Cassini Is Dead; Long Live Cassini

The Saturn probe completes its years-long mission in a fiery descent.

By Sarah Scoles
Dec 29, 2017 6:00 AMNov 12, 2019 5:37 AM
Cassini: NASA


Sign up for our email newsletter for the latest science news

In October 1997, a Titan rocket streaked across the sky and shot a spacecraft called Cassini toward Saturn. The road trip, minus roads, was long, and Cassini didn’t arrive until 2004. But it stayed there till its mission ended on Sept. 15, 2017 — with a bang, and a good deal of whimpering from Earth.

Early that morning, engineers at NASA’s Jet Propulsion Laboratory sent Cassini down to meet the planet it had spent 13 years studying. The greeting was fatal for Cassini, which disintegrated as it charged through Saturn’s atmosphere. It was a planned death, a self-sacrifice that meant it wouldn’t crash into Saturn’s moons.

Scientists didn’t want to contaminate those satellites — Titan and Enceladus — precisely because of what Cassini had revealed: They weren’t barren balls, but ones with oceans, water, internal energy and nutritious chemicals. The moons demonstrated that planets aren’t the only habitable spots in this solar system, and beyond.

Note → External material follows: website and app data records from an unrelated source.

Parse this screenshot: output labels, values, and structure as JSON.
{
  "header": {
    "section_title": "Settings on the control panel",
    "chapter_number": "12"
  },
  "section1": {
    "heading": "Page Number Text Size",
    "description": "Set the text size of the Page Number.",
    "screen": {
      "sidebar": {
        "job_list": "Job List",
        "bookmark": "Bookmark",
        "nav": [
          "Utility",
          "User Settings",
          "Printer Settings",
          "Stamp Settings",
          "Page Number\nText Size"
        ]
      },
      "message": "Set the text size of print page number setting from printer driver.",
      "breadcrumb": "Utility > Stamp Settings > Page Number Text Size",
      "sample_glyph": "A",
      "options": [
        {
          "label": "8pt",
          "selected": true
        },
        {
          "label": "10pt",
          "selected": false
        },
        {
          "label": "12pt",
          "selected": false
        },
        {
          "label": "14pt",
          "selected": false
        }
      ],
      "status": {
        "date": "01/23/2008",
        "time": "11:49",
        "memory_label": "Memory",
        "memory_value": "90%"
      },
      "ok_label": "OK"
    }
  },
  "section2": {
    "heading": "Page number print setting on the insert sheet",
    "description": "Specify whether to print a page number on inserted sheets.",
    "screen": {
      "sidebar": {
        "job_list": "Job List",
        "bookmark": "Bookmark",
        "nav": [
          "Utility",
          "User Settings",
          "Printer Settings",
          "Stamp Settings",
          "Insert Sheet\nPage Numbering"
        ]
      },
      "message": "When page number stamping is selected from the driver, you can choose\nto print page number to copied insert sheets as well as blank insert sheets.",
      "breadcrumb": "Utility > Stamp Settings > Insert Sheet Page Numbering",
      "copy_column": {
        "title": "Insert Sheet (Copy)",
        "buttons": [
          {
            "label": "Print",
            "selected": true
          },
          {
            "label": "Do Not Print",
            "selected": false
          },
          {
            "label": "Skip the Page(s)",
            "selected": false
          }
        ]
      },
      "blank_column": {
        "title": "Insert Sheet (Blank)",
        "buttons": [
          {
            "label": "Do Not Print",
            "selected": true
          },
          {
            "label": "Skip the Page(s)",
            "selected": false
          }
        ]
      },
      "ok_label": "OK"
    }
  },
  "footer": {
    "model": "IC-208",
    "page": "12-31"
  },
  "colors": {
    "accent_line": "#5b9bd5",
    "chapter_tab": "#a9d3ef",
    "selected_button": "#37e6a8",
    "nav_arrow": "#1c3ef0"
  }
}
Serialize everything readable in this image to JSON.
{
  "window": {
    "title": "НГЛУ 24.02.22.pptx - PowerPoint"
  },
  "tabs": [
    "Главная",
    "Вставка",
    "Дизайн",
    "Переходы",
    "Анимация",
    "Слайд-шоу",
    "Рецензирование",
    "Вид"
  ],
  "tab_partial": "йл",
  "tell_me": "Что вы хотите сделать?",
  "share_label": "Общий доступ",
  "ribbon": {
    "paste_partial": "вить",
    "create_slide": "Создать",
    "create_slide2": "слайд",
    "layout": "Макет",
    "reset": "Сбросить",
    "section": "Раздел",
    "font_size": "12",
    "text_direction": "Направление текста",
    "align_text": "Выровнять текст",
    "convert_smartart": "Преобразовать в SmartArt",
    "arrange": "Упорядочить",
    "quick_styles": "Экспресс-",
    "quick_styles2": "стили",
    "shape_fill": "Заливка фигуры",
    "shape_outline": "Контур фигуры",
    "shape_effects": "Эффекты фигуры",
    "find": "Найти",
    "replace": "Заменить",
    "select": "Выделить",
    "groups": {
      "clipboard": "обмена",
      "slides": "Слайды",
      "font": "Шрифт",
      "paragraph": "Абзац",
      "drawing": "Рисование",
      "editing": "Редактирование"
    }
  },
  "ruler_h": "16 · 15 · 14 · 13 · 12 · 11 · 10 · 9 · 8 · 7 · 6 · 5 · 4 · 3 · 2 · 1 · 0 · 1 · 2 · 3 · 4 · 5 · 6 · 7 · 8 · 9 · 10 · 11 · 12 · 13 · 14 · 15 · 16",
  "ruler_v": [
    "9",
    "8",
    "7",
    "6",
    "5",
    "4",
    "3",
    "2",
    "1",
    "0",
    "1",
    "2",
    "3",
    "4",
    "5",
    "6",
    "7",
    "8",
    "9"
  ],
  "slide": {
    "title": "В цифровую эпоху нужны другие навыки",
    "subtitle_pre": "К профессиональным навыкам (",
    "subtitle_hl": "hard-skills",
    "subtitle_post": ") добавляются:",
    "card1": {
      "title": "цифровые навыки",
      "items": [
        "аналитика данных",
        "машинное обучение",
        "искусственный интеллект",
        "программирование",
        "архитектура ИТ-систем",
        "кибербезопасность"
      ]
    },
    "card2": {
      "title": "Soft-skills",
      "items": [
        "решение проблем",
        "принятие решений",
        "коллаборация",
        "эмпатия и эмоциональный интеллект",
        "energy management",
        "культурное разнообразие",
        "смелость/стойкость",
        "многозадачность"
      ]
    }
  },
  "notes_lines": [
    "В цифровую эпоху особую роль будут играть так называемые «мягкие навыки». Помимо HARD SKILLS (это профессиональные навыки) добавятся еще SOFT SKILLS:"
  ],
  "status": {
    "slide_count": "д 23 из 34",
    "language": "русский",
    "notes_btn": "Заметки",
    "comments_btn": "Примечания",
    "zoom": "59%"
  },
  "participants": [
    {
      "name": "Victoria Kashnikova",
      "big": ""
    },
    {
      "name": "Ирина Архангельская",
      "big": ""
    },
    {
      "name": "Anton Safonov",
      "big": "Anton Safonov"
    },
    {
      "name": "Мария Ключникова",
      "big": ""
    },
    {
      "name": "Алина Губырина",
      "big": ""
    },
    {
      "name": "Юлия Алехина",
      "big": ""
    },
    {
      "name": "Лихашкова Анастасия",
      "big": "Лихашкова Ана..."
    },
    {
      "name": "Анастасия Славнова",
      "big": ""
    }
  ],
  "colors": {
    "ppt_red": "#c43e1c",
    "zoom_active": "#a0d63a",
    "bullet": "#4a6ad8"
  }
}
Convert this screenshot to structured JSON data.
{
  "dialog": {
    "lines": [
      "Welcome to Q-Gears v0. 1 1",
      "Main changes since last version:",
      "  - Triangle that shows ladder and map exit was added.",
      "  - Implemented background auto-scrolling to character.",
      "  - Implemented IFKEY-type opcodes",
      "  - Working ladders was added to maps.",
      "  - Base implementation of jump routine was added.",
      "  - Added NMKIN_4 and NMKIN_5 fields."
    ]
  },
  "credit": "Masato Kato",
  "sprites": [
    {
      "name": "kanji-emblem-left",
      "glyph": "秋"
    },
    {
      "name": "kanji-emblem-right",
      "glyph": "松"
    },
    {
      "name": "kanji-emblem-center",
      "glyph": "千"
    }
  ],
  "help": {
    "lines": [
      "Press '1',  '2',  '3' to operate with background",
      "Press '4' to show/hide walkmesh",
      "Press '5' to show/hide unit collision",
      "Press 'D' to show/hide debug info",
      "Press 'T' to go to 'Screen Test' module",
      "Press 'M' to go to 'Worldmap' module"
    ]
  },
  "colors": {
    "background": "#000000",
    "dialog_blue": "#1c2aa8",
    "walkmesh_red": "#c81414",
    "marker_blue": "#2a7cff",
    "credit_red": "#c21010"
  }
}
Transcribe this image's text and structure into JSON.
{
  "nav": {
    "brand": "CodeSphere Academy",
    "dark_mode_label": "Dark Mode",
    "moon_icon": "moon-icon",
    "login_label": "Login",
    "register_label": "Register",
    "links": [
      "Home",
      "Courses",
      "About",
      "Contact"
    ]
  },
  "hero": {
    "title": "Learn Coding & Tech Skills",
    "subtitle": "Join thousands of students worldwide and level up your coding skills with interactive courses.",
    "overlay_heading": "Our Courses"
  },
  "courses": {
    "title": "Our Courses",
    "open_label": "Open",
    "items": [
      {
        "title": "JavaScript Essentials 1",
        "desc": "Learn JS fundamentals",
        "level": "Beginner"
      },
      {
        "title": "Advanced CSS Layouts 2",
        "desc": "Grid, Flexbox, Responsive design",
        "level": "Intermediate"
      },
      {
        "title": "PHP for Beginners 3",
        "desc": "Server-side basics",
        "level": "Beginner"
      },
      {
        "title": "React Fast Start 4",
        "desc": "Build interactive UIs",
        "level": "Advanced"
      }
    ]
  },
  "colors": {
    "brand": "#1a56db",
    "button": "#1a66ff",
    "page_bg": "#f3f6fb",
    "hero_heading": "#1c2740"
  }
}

Cassini’s gaze at Saturn also revealed more about the formation of giant planets and regular solar systems. “By studying those rings up close and personal, you could draw analogies to how solar systems might form and evolve,” says Scott G. Edgington, Cassini’s deputy project scientist.

“There will be generations of scientists who get their Ph.D.s and do research with Cassini data,” he says. “Who knows what they'll find in those 0s and 1s?” That’s why, despite the emotional eulogies, Cassini’s intellectual life will continue long after its physical death.

1 free article left
Want More? Get unlimited access for as low as $1.99/month

Already a subscriber?

Register or Log In

1 free articleSubscribe
Discover Magazine Logo
Want more?

Keep reading for as low as $1.99!


Already a subscriber?

Register or Log In

More From Discover
Recommendations From Our Store
Shop Now
Stay Curious
Our List

Sign up for our weekly science updates.

To The Magazine

Save up to 40% off the cover price when you subscribe to Discover magazine.

Copyright © 2024 Kalmbach Media Co.